Go through the entries below. Copy out every line that contains "pair".

- [DATA SHOWN]:

-- Opening Marker --

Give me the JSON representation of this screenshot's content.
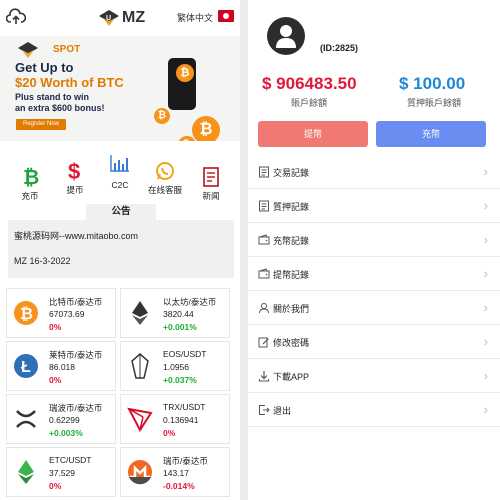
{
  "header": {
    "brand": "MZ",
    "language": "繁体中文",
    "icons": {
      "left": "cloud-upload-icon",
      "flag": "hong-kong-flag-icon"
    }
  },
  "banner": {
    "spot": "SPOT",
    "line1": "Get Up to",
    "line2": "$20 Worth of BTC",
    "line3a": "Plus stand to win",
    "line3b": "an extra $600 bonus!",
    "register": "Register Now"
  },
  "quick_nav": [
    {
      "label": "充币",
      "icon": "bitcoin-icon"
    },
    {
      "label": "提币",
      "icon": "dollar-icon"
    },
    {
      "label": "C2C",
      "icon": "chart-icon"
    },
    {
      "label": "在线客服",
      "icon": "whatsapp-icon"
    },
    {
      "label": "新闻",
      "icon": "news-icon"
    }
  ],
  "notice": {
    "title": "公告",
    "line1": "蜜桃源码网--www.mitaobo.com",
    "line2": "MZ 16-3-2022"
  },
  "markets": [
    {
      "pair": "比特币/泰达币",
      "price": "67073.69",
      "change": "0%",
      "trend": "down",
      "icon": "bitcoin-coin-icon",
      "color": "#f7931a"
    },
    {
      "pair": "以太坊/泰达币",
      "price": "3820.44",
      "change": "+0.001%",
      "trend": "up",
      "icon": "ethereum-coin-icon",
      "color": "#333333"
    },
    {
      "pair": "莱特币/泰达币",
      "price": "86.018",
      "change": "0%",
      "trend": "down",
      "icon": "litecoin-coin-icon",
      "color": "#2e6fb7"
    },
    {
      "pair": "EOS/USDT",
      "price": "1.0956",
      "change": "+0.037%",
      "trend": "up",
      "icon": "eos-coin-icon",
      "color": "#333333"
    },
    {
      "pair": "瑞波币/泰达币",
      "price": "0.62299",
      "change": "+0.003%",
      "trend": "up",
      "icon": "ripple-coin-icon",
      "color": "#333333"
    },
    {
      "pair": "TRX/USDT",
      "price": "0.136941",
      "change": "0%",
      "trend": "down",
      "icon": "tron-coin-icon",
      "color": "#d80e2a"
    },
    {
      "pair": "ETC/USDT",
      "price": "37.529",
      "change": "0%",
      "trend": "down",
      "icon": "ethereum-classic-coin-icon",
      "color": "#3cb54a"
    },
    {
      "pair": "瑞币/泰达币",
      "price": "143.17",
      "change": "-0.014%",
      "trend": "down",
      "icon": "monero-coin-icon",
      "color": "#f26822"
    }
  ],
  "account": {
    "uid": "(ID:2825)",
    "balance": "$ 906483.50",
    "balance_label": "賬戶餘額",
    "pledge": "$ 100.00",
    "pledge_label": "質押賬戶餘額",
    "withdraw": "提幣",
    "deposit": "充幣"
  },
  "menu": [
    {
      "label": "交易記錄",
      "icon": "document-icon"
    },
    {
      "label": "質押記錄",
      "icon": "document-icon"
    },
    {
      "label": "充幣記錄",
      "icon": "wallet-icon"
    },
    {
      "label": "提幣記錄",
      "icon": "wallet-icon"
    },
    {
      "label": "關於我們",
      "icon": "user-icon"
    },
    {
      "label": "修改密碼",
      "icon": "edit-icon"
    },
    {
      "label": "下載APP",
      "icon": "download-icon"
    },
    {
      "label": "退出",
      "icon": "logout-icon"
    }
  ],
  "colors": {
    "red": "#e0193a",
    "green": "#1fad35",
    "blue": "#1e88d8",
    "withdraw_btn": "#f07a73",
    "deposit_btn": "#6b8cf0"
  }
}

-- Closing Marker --
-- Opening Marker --

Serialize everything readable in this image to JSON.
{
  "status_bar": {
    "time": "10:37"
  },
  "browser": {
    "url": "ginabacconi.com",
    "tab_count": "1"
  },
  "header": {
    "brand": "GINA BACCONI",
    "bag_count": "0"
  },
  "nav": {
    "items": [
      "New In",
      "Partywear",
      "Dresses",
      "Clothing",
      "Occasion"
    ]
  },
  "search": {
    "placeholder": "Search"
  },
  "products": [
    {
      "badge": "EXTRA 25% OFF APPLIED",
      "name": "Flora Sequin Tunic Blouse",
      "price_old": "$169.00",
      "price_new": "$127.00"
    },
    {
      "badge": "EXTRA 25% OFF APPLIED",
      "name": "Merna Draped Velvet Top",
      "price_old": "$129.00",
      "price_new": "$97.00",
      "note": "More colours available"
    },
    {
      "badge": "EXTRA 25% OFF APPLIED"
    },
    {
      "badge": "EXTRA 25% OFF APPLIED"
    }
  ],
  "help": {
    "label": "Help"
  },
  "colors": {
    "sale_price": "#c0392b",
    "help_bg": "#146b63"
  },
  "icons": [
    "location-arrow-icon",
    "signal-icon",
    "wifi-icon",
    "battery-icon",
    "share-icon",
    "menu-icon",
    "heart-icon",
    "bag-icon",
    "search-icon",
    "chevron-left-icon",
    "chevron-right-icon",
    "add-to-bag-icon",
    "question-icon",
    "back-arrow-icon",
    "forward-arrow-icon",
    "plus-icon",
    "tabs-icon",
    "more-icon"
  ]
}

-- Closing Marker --

- [WRITTEN ANSWER]:
      "pair": "比特币/泰达币",
      "pair": "以太坊/泰达币",
      "pair": "莱特币/泰达币",
      "pair": "EOS/USDT",
      "pair": "瑞波币/泰达币",
      "pair": "TRX/USDT",
      "pair": "ETC/USDT",
      "pair": "瑞币/泰达币",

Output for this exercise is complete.